Disco is pretty reviled these days. When we hear the word, there’s a snippet of a funky baseline, but there’s always an image. Disco balls, loud suits, big hair, cocaine and everything else. It’s mockable because it died out, a laughable relic of the 70s.
But disco was a break from the 4-piece trope of the mid-60s, with 3 minutes songs of verse chorus verse, led by the charisma of the performers. The fans were merely a screaming mob. With disco (and all that followed: electronica, dance music, hip hop), the creator was subsumed behind machinery, the beat itself was something that created an atmosphere that both audience and the DJ lived within. It was no longer about direct broadcasting (from singer to fan), but an emerging worship. The sound was mathematical, but the response was organic.
Daft Punk have always worn masks. The robots (and light effects) have grown more complex as their budget has increased, but they wore them to subtract their personal lives from the music. Only the most die-hard fans know their real names, and there are just a few pictures of their faces floating around the net. It’s a Pynchonesque mystique, but it allows the listener to focus on the work, instead of a tabloid image.
Just a single listen of Alive 2007 illustrates the bombast, energy and spectacular joy of their back catalog. But apparently they got tired of the electronic dance scene, a genre limited by the hotkeys in sampling software. What better way to silence the haters then to put out an analog disco record?
Two songs stand out on Random Access Memories, not just for their playtime, but the ridiculous genre shifts.
Giorgio puts a Werner Herzog-ish monologue over the raucous club scene, retelling the history of early European techno. Giorgio wants to make “the sound of the future”, and a minimalist clicking begins, with all the unthinking nuance of a metronome. The song shifts into a dark Kavinsky synth, then jam-band guitar and keyboard. The motif is picked up in full symphonic grandeur, feeding into 80’s hair band rock god solos. We traverse the years in genres of sound, the parts played by virtuosos. Everything changes except the sole melody and rhythm.
Touch is 60s psychedelia, Star Trek voice-overs, a minimalist set of lyrics, clearly spoken. The song is first defined by empty space and silence. The whole thing is theatrical, the expository song in a Broadway musical. You can’t help but envision an old pro in a trim suit, maybe white shoes and a cane, prancing about. A jolly band picks up, piano and brass, then moves into a youth chorus and full orchestra, over top spaceship zooming bleeps.
Most of the songs go through multiple movements, where a single motif is repeated with vastly different instrumentations and styles. Disco, jam band, rock, early synthy techno, full orchestra.
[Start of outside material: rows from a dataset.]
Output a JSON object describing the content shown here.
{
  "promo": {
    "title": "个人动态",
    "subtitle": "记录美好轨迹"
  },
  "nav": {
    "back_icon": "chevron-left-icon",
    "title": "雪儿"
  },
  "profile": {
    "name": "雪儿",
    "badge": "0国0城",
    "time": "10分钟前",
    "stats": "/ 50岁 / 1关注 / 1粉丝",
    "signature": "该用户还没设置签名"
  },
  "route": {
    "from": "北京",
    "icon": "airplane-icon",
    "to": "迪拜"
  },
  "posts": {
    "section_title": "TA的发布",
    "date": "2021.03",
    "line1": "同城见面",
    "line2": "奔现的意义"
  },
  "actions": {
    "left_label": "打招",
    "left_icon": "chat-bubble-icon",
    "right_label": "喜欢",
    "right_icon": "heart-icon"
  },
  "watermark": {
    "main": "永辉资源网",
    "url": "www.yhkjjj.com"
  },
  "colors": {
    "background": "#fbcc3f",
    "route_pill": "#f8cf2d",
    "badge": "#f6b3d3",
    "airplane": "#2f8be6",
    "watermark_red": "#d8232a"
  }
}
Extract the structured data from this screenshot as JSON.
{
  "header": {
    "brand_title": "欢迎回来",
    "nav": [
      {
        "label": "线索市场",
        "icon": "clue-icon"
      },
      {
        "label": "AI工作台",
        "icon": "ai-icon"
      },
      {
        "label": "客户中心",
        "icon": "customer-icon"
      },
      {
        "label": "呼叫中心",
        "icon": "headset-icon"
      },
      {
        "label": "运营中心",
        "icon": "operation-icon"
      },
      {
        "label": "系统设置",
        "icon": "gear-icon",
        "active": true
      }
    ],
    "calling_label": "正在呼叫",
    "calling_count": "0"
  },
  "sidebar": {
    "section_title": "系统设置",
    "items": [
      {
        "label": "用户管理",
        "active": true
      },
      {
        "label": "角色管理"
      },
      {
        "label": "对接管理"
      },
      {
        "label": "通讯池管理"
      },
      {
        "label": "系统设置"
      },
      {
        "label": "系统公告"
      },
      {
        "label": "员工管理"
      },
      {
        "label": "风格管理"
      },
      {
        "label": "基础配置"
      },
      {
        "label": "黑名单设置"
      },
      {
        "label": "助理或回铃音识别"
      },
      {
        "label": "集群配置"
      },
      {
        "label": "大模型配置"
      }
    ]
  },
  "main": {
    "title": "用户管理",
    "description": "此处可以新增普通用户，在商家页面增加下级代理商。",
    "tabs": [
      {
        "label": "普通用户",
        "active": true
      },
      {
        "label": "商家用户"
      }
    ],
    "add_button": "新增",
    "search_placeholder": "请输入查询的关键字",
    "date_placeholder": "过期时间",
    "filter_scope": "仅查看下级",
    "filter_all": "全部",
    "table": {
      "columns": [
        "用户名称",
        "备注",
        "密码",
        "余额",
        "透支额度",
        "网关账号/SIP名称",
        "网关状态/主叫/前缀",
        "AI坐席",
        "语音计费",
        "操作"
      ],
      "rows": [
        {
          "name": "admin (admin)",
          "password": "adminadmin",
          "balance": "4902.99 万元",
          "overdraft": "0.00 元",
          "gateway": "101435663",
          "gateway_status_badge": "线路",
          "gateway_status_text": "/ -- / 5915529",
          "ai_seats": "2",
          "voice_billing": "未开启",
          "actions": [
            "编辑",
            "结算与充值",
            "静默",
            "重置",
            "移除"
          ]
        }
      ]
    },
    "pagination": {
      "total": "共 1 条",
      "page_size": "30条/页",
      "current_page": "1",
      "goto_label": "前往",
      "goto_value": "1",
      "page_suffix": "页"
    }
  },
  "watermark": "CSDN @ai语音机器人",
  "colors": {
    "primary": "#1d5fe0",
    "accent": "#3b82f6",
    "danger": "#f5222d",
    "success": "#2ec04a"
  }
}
Get Lucky – the single – announces DP’s intentions with its lyrics. “The legend of the phoenix, ends with beginnings. We’ve come too far to give up what we are. So let’s raise the bar.” It’s all tropes of disco, made fresh.
Motherboard – their only progressive EDM track – simmers like the miniscule electrons firing on the titular reference, intricate baselines and guitar strings on top of a calculating melody. Halfway through there’s a system fault, some darker reality dredged up from the churning algorithms. The whole thing fades into off-key ambiance but it grows back into the same melody, reimagined, a phoenix rising.
Contact ends in pipe organs, snare drum, astronaut samples. What more could you want in a closer?
Random Access Memories is a statement album, trying to say something with its hundreds of retro sources and samples. It’s homage to the roots of EDM, but also something erudite, scholarly, like musical anthropology. Daft punk is digging through prehistoric DNA on the record, searching like their mournful android for their ancestry, their mythology.
Given all the hype the Daft Punk machine has produced prior to the release (and the resulting critical maelstrom), it’s no doubt the album will be respected more for its message than its sound.
But there are some new seeds in here, some mutant genetic code. I’m looking forward to the remix.